The ability to shift fertilization from the bedroom to a lab dish has revolutionized reproduction and has rewritten the metaphorical “Birds and the Bees” story. But is in vitro fertilization (IVF) safe?
Let’s start with the basics.
Assisted reproductive technology includes all fertility treatments in which both eggs and sperm are handled. In IVF, ovulation is induced with injectable fertility medications so that multiple eggs are produced. Healthy sperm are combined with the eggs in a laboratory to produce embryos. Three to five days after the egg retrieval procedure, one or more embryos are transferred to the uterus through the vagina, or they may be cryopreserved (frozen and stored) for transfer at a later time.
In IVF, the sperm may come from the woman’s partner or from a donor. The sperm may be retrieved and then frozen for later use in IVF. The egg also may come from a donor. Alternatively, a patient’s eggs that have been previously frozen can be used.
Sometimes, one sperm may be injected into each egg in a technique called intracytoplasmic sperm injection (ICSI). ICSI is often recommended if there is a problem with sperm quality or quantity. In ICSI, only a single healthy sperm is needed for each egg.
You should consider IVF if you fall into one or more of the following categories:
- Men with infertility factors
- Women over the age of 38
- Women with blocked fallopian tubes
- Women with a history of pelvic infections
- Women with moderate to severe endometriosis
- Women with reduced ovarian reserve as indicated by a simple blood test
Many couples choose IVF because it helps them conceive more quickly. Other benefits include the ability to use frozen eggs and/or sperm as well as donor eggs.
New techniques make fertility treatments safer.
In an effort to improve patient safety, ovulation stimulation protocols have undergone significant changes over the past few years. For example, many fertility specialists today offer primary freeze-all cycles with an alternative type of trigger medication called a gonadotropin releasing hormone agonist, which significantly reduces complications associated with high-dose fertility medications, such as bloating and abdominal pain due to enlarged ovaries—known as ovarian hyperstimulation syndrome.
The skill of the doctor and medical advances in egg retrieval, culture and freezing techniques, and genetic screening also play a role in success rates. Together, these advances now allow doctors to transfer only one or two embryos in a majority of IVF cases, which has been a major factor in reducing the occurrence of multiple pregnancy over recent years.

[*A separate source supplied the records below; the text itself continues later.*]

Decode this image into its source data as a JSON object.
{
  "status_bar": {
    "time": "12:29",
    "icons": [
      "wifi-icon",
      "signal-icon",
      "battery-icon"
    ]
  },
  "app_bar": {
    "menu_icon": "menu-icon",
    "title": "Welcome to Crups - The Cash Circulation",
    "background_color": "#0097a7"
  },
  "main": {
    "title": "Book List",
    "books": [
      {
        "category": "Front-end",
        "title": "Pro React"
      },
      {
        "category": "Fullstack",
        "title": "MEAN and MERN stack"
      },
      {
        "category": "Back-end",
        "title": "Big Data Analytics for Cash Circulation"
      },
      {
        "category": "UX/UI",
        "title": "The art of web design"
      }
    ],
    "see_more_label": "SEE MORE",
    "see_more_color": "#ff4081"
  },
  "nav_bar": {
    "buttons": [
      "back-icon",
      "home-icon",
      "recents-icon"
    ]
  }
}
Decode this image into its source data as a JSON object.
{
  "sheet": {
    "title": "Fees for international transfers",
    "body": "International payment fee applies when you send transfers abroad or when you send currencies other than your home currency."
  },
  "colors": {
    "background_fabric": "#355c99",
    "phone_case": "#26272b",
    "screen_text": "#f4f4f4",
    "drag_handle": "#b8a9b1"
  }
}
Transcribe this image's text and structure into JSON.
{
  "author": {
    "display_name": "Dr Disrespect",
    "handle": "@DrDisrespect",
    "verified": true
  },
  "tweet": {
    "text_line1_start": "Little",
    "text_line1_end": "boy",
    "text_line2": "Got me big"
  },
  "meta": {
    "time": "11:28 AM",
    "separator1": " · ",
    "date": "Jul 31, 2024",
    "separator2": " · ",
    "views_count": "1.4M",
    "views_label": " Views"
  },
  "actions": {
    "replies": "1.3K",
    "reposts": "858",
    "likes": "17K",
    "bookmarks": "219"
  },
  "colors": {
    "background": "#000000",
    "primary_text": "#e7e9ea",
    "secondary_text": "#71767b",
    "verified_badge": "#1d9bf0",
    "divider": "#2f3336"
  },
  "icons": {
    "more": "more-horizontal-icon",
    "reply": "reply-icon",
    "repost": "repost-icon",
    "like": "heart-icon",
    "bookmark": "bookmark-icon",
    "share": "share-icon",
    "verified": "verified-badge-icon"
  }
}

Data shows that transferring a single embryo during assisted reproduction not only lowers the risk of maternal complications associated with multiple pregnancies, but also has a positive effect on the health of the newborn baby.
Study indicates low complication rates.
The big news is that infertility treatments are now considered a low-risk procedure, according to a study published in the Journal of the American Medical Association in 2015. The researchers found the risk of complications was low for both women using their own eggs as well as donor-assisted procedures.
The decade-long study, which spanned the years 2000 to 2011, looked at possible problems within 12 weeks of cycle initiation, including infection, bleeding, anesthesia-related complications, hospitalization, and death.
Among the nearly 1.2 million ART cycles where women used their own eggs, the most commonly reported complication was ovarian hyperstimulation. The researchers also noted that the rates of all other complications remained below 10 per 10,000 cycles.
Talk to a specialist!
Infertility is a medical condition that can often be treated with low risks and high rewards. You should seek the help of an infertility specialist if you have been trying to get pregnant for six months or more. You should also talk to a specialist if you have had more than one miscarriage or are considering your options for fertility preservation.